“A place for everything, everything in its place.” —Benjamin Franklin
There is a cooking practice, called Mise en Place [mizã ‘plas] which means putting each ingredient in place before you begin cooking. This is a classical approach to cooking used by professionals to have every ingredient ready to go at the beginning of service. For example, instead of having a bell pepper on the counter, a chef would prepare a container of bell pepper cut precisely the way she or he prefers. Chef would prepare this before any cooking began. Television cooking shows sometimes do this: every ingredient—even each spice—will be placed out on the counter in darling little bowls. This sort of preparedness and efficiency allows one to enjoy the un-rushed art of focused cooking that can lead to spectacular meals.
To follow “Mise en Place” literally creates a lot of dishes to wash and I have mixed feelings about this. I do keep some sweet little bowls in my kitchen, because I love them and I have collected them over the years when I see a cute one at a thrift shop. I don’t cook by recipe though, so I’m not measuring out a teaspoon of this or that and putting it in a lovely tiny bowl – only to empty it into the saute pan in a few moments. In fact, I enjoy a variation of “Mise en Place” cooking simply by having the lemons, limes, garlic, ginger, and other spices and herbs conveniently located to my cooktop. In fact, because my kitchen is tiny, everything is already conveniently located – and isn’t that the point of Mise en Place?
The beauty of a tiny kitchen is that you may set it up for efficiency. Everything can be right in its place, and right within reach, not because you got it out of the cabinet to put it there – but because that’s where it lives. The tiny house kitchen has a sort of built in efficiency that guarantees that every ingredient and tool is close at hand. You can still decide to prep ingredients before you begin cooking – such as cutting the vegetables and peeling the shrimp. Efficiency is one of the things I love about cooking in a tiny house kitchen.

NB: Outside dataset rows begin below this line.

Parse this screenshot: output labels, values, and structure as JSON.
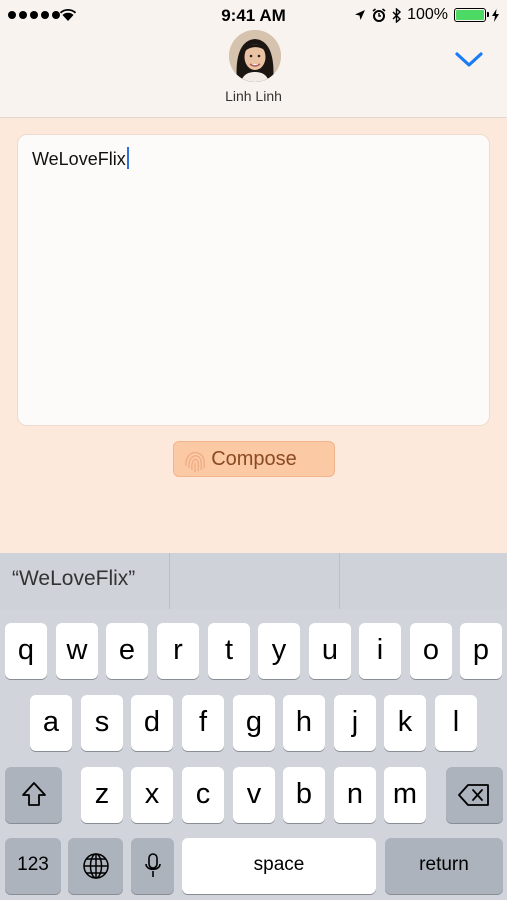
{
  "status_bar": {
    "time": "9:41 AM",
    "battery": "100%"
  },
  "header": {
    "contact_name": "Linh Linh"
  },
  "message": {
    "text": "WeLoveFlix"
  },
  "compose_button": {
    "label": "Compose"
  },
  "predictive": {
    "suggestions": [
      "“WeLoveFlix”",
      "",
      ""
    ]
  },
  "keyboard": {
    "row1": [
      "q",
      "w",
      "e",
      "r",
      "t",
      "y",
      "u",
      "i",
      "o",
      "p"
    ],
    "row2": [
      "a",
      "s",
      "d",
      "f",
      "g",
      "h",
      "j",
      "k",
      "l"
    ],
    "row3": [
      "z",
      "x",
      "c",
      "v",
      "b",
      "n",
      "m"
    ],
    "numbers_label": "123",
    "space_label": "space",
    "return_label": "return"
  },
  "colors": {
    "background": "#fde9dc",
    "accent": "#1a7cf5",
    "compose_button": "#fcc9a5",
    "battery": "#4cd964"
  }
}
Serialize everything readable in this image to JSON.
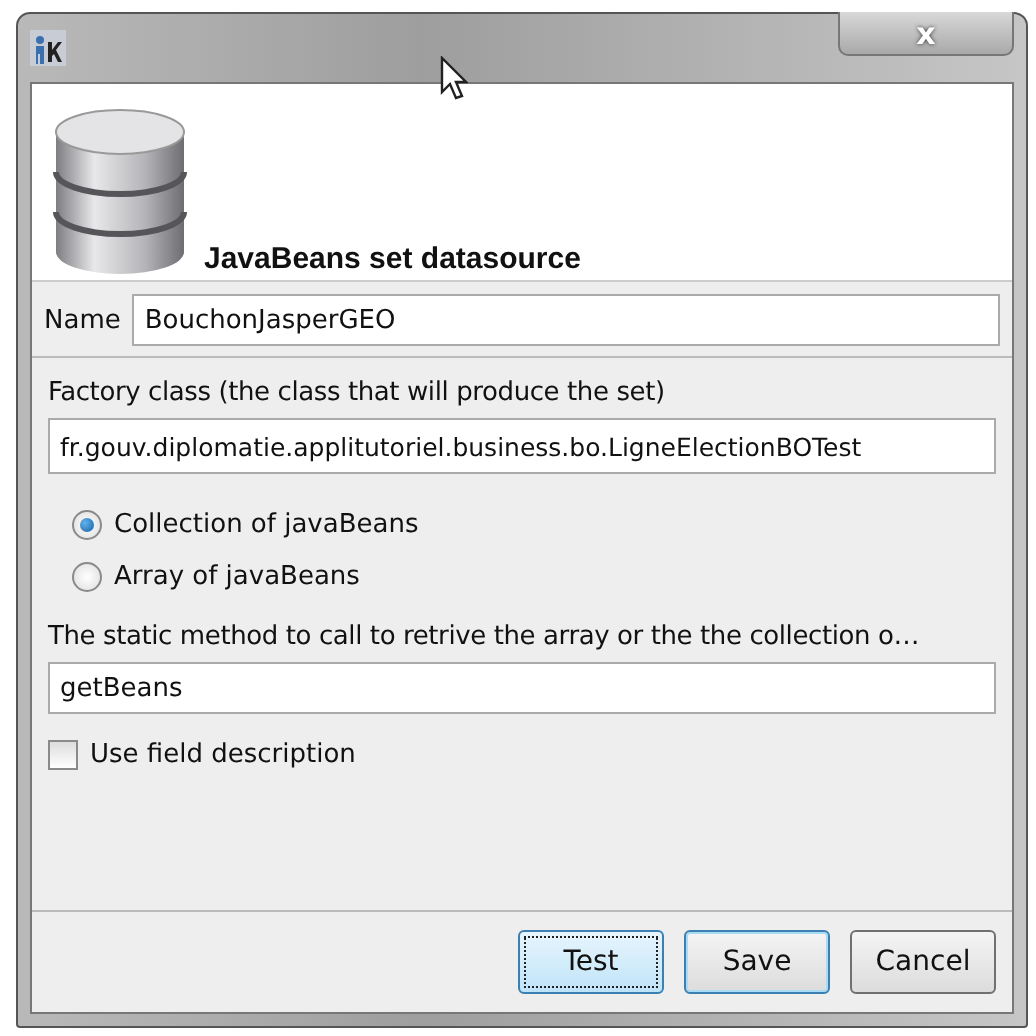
{
  "window": {
    "close_label": "x"
  },
  "header": {
    "title": "JavaBeans set datasource"
  },
  "name_field": {
    "label": "Name",
    "value": "BouchonJasperGEO"
  },
  "factory_field": {
    "label": "Factory class (the class that will produce the set)",
    "value": "fr.gouv.diplomatie.applitutoriel.business.bo.LigneElectionBOTest"
  },
  "source_options": [
    {
      "label": "Collection of javaBeans",
      "selected": true
    },
    {
      "label": "Array of javaBeans",
      "selected": false
    }
  ],
  "method_field": {
    "label": "The static method to call to retrive the array or the the collection o…",
    "value": "getBeans"
  },
  "use_field_description": {
    "label": "Use field description",
    "checked": false
  },
  "buttons": [
    {
      "label": "Test",
      "focused": true,
      "default": false
    },
    {
      "label": "Save",
      "focused": false,
      "default": true
    },
    {
      "label": "Cancel",
      "focused": false,
      "default": false
    }
  ]
}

In fact, Xaver and I visited our favorite AirBNB for a working vacation. There is an expansive glorious tricked-out kitchen that is pure perfection in every respect and I love it! I was looking forward to really spreading out and enjoying some cooking and baking in a “real” kitchen after having lived tiny for so long. What surprised me was how frustrating it was to want something that was on the other side of the kitchen and how much time I spent running around gathering up ingredients and equipment – not to mention cleaning it all and putting it back away. I was surprised how much longer it took me to prepare a very simple meal. I was also surprised by how annoying it was to want the plate that was held captive in a dish washer that wouldn’t be done washing for a while. In fact, I was very surprised to find that cooking in a large kitchen equipped with every possible convenience was much more tiring and much less fun than I remembered. Wasn’t this kitchen the holy grail? Surprisingly, no. Not to me. Not anymore.
Mind you, our entire tiny house could fit inside that kitchen with room to spare – so the scale and proportions are hilarious by contrast. For many people, a large kitchen is their “normal”. In fact, when we had the restaurant we had an expansive 580 sq ft prep kitchen and a smaller 240 sq ft kitchen where dishes were assembled and plated. I was used to cooking in a tricked-out kitchen… but look how my sense of normal changed after living tiny for a number of years?! Now, I’m perfectly happy to cook a great meal in a very small kitchen where everything is right at hand. In fact, having now tried the various cooking and baking options, I’d have to say that a tiny kitchen is my preference. I’m as surprised by this as you are.
Shrimp Rohini, recipe by Carmen Shenk
We tend to think of having a small kitchen as a problem to be dealt with. We wonder if we will have room to cook our favorite dishes or bake our favorite treats. We fear running out of space and being frustrated by a confining kitchen. But living tiny has taught me that cooking in a tiny kitchen is a wonderful thing. Everything is right there. There are no wasted steps. There is no needless complexity. It’s just focused, fun, efficient cooking. We tend to worry about the space we may lose in a tiny kitchen, but what if we focused instead on the efficiency we gain?
What if the tiny house kitchen was the “holy grail” of cooking and we just didn’t know it?!
That’s something to chew on, isn’t it?!
BTW, doesn’t that Shrimp dish look amazing? The recipe I created for Shrimp Rohini is here… (along with the story of what inspired it) and that’s one dish where cooking in the traditional Mise en Place style is a very good idea! Enjoy!